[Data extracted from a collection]
>>>>

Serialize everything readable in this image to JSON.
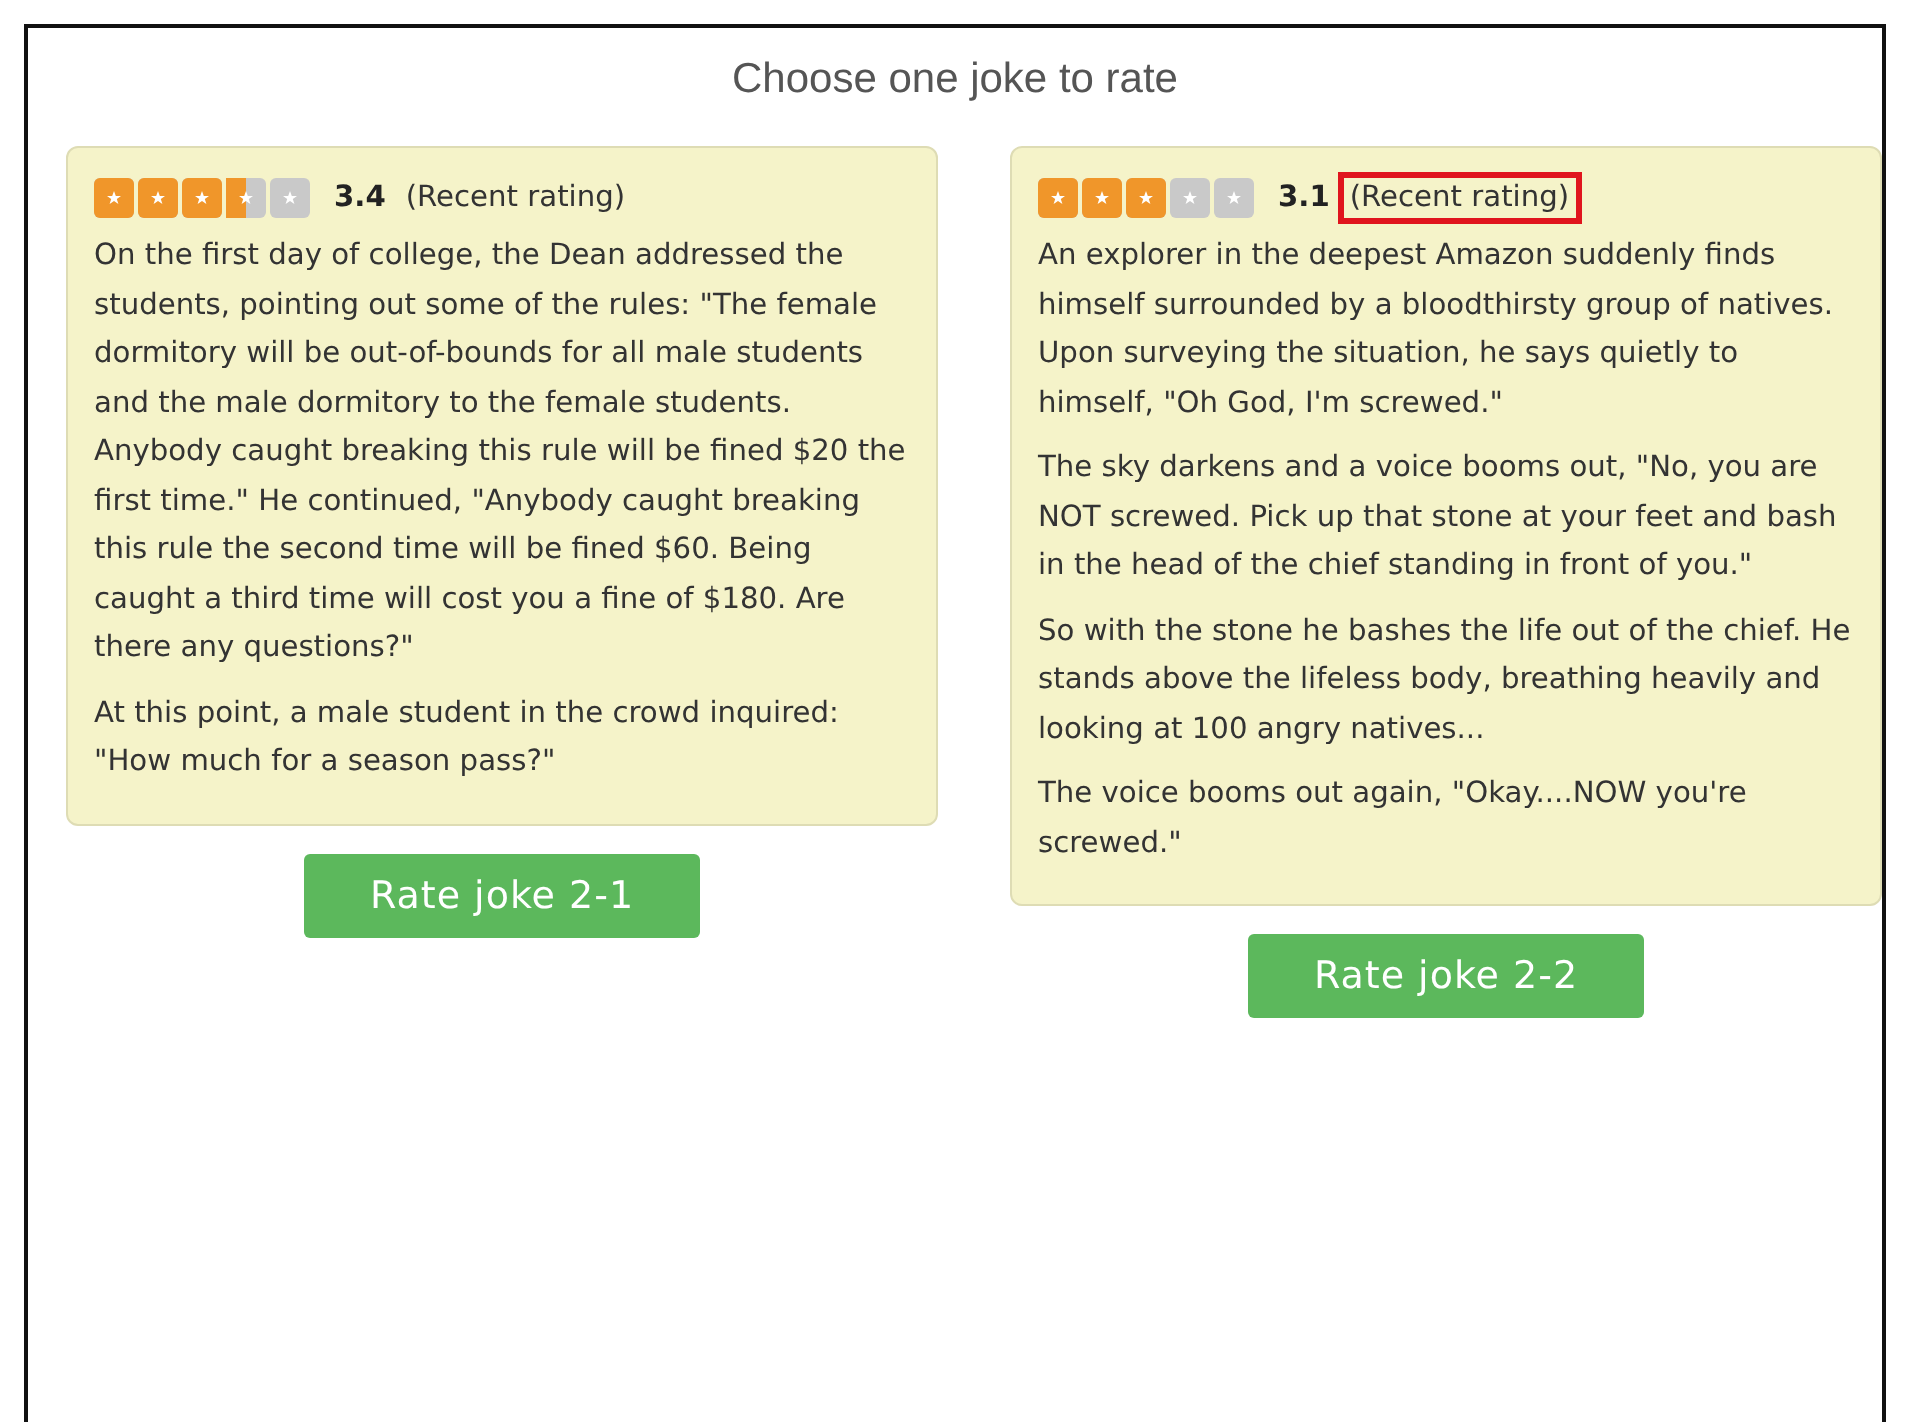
{
  "title": "Choose one joke to rate",
  "jokes": [
    {
      "stars": 3.5,
      "score": "3.4",
      "rating_label": "(Recent rating)",
      "highlighted": false,
      "paragraphs": [
        "On the first day of college, the Dean addressed the students, pointing out some of the rules: \"The female dormitory will be out-of-bounds for all male students and the male dormitory to the female students. Anybody caught breaking this rule will be fined $20 the first time.\" He continued, \"Anybody caught breaking this rule the second time will be fined $60. Being caught a third time will cost you a fine of $180. Are there any questions?\"",
        "At this point, a male student in the crowd inquired: \"How much for a season pass?\""
      ],
      "button": "Rate joke 2-1"
    },
    {
      "stars": 3,
      "score": "3.1",
      "rating_label": "(Recent rating)",
      "highlighted": true,
      "paragraphs": [
        "An explorer in the deepest Amazon suddenly finds himself surrounded by a bloodthirsty group of natives. Upon surveying the situation, he says quietly to himself, \"Oh God, I'm screwed.\"",
        "The sky darkens and a voice booms out, \"No, you are NOT screwed. Pick up that stone at your feet and bash in the head of the chief standing in front of you.\"",
        "So with the stone he bashes the life out of the chief. He stands above the lifeless body, breathing heavily and looking at 100 angry natives...",
        "The voice booms out again, \"Okay....NOW you're screwed.\""
      ],
      "button": "Rate joke 2-2"
    }
  ]
}
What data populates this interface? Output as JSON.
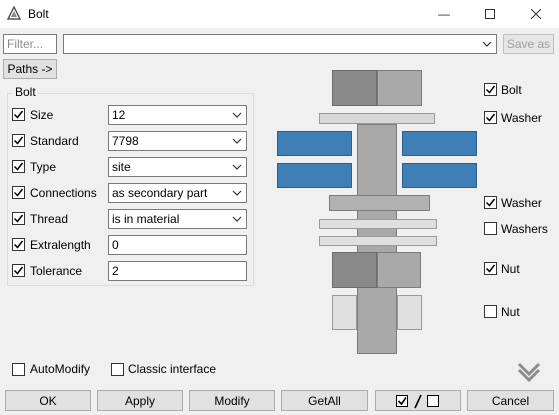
{
  "window": {
    "title": "Bolt",
    "minimize_glyph": "—",
    "maximize_glyph": "☐",
    "close_glyph": "✕"
  },
  "toolbar": {
    "filter_placeholder": "Filter...",
    "preset_value": "",
    "save_as_label": "Save as",
    "paths_label": "Paths ->"
  },
  "bolt_group": {
    "title": "Bolt",
    "rows": [
      {
        "label": "Size",
        "value": "12",
        "kind": "combo",
        "checked": true
      },
      {
        "label": "Standard",
        "value": "7798",
        "kind": "combo",
        "checked": true
      },
      {
        "label": "Type",
        "value": "site",
        "kind": "combo",
        "checked": true
      },
      {
        "label": "Connections",
        "value": "as secondary part",
        "kind": "combo",
        "checked": true
      },
      {
        "label": "Thread",
        "value": "is in material",
        "kind": "combo",
        "checked": true
      },
      {
        "label": "Extralength",
        "value": "0",
        "kind": "text",
        "checked": true
      },
      {
        "label": "Tolerance",
        "value": "2",
        "kind": "text",
        "checked": true
      }
    ]
  },
  "diagram_options": {
    "bolt": {
      "label": "Bolt",
      "checked": true
    },
    "washer_top": {
      "label": "Washer",
      "checked": true
    },
    "washer_mid": {
      "label": "Washer",
      "checked": true
    },
    "washers": {
      "label": "Washers",
      "checked": false
    },
    "nut_1": {
      "label": "Nut",
      "checked": true
    },
    "nut_2": {
      "label": "Nut",
      "checked": false
    }
  },
  "bottom_options": {
    "automodify": {
      "label": "AutoModify",
      "checked": false
    },
    "classic": {
      "label": "Classic interface",
      "checked": false
    }
  },
  "buttons": {
    "ok": "OK",
    "apply": "Apply",
    "modify": "Modify",
    "getall": "GetAll",
    "cancel": "Cancel"
  },
  "colors": {
    "plate_blue": "#3f7fb8",
    "accent_chevron": "#8c8c8c"
  }
}
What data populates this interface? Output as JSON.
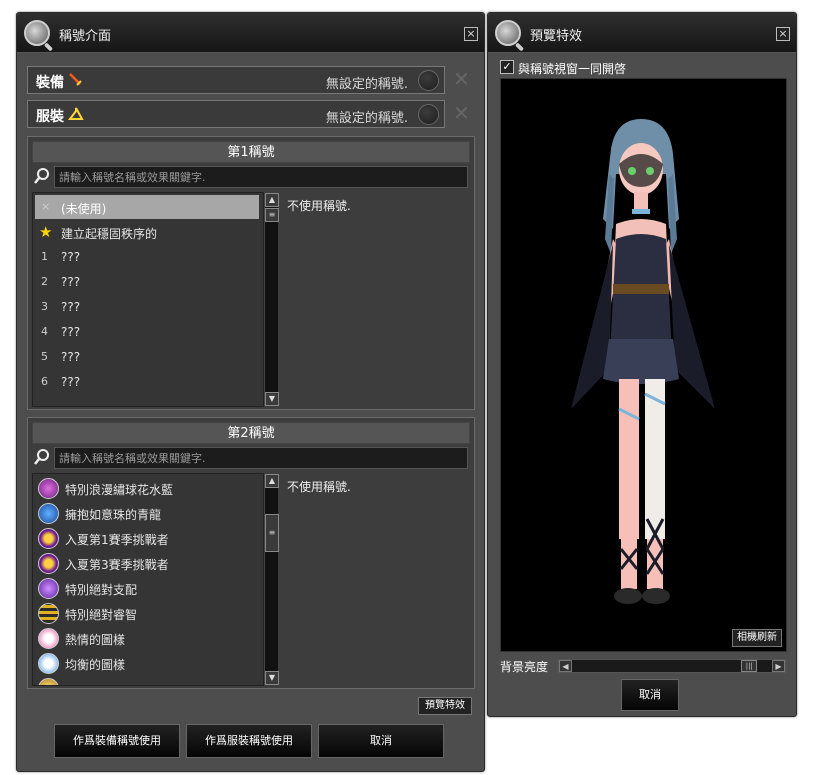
{
  "title_window": {
    "title": "稱號介面",
    "close": "×",
    "slots": [
      {
        "label": "裝備",
        "icon": "sword-icon",
        "value": "無設定的稱號."
      },
      {
        "label": "服裝",
        "icon": "hanger-icon",
        "value": "無設定的稱號."
      }
    ],
    "slot_clear": "✕",
    "section1": {
      "heading": "第1稱號",
      "search_placeholder": "請輸入稱號名稱或效果關鍵字.",
      "items": [
        {
          "idx": "×",
          "text": "(未使用)",
          "selected": true
        },
        {
          "idx": "★",
          "text": "建立起穩固秩序的"
        },
        {
          "idx": "1",
          "text": "???"
        },
        {
          "idx": "2",
          "text": "???"
        },
        {
          "idx": "3",
          "text": "???"
        },
        {
          "idx": "4",
          "text": "???"
        },
        {
          "idx": "5",
          "text": "???"
        },
        {
          "idx": "6",
          "text": "???"
        }
      ],
      "description": "不使用稱號."
    },
    "section2": {
      "heading": "第2稱號",
      "search_placeholder": "請輸入稱號名稱或效果關鍵字.",
      "items": [
        {
          "text": "特別浪漫繡球花水藍",
          "icon_color": "#b040c0"
        },
        {
          "text": "擁抱如意珠的青龍",
          "icon_color": "#2a6fd0"
        },
        {
          "text": "入夏第1賽季挑戰者",
          "icon_color": "#7a2aa0"
        },
        {
          "text": "入夏第3賽季挑戰者",
          "icon_color": "#7a2aa0"
        },
        {
          "text": "特別絕對支配",
          "icon_color": "#8a30d8"
        },
        {
          "text": "特別絕對睿智",
          "icon_color": "#c8a020"
        },
        {
          "text": "熱情的圖樣",
          "icon_color": "#f0a0c0"
        },
        {
          "text": "均衡的圖樣",
          "icon_color": "#a0c8f0"
        }
      ],
      "description": "不使用稱號."
    },
    "preview_effect_button": "預覽特效",
    "buttons": {
      "equip": "作爲裝備稱號使用",
      "costume": "作爲服裝稱號使用",
      "cancel": "取消"
    }
  },
  "preview_window": {
    "title": "預覽特效",
    "close": "×",
    "open_together_label": "與稱號視窗一同開啓",
    "open_together_checked": true,
    "camera_reset": "相機刷新",
    "brightness_label": "背景亮度",
    "brightness_level": 0.92,
    "cancel": "取消"
  }
}
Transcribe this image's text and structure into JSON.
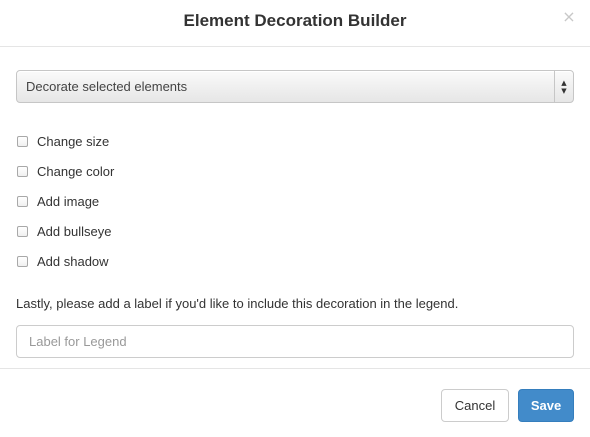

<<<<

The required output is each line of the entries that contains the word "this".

Serialize everything readable in this image to JSON.
        "On the first day of college, the Dean addressed the students, pointing out some of the rules: \"The female dormitory will be out-of-bounds for all male students and the male dormitory to the female students. Anybody caught breaking this rule will be fined $20 the first time.\" He continued, \"Anybody caught breaking this rule the second time will be fined $60. Being caught a third time will cost you a fine of $180. Are there any questions?\"",
        "At this point, a male student in the crowd inquired: \"How much for a season pass?\""
What data populates this interface? Output as JSON.
What data populates this interface? Output as JSON.
Transcribe this image's text and structure into JSON.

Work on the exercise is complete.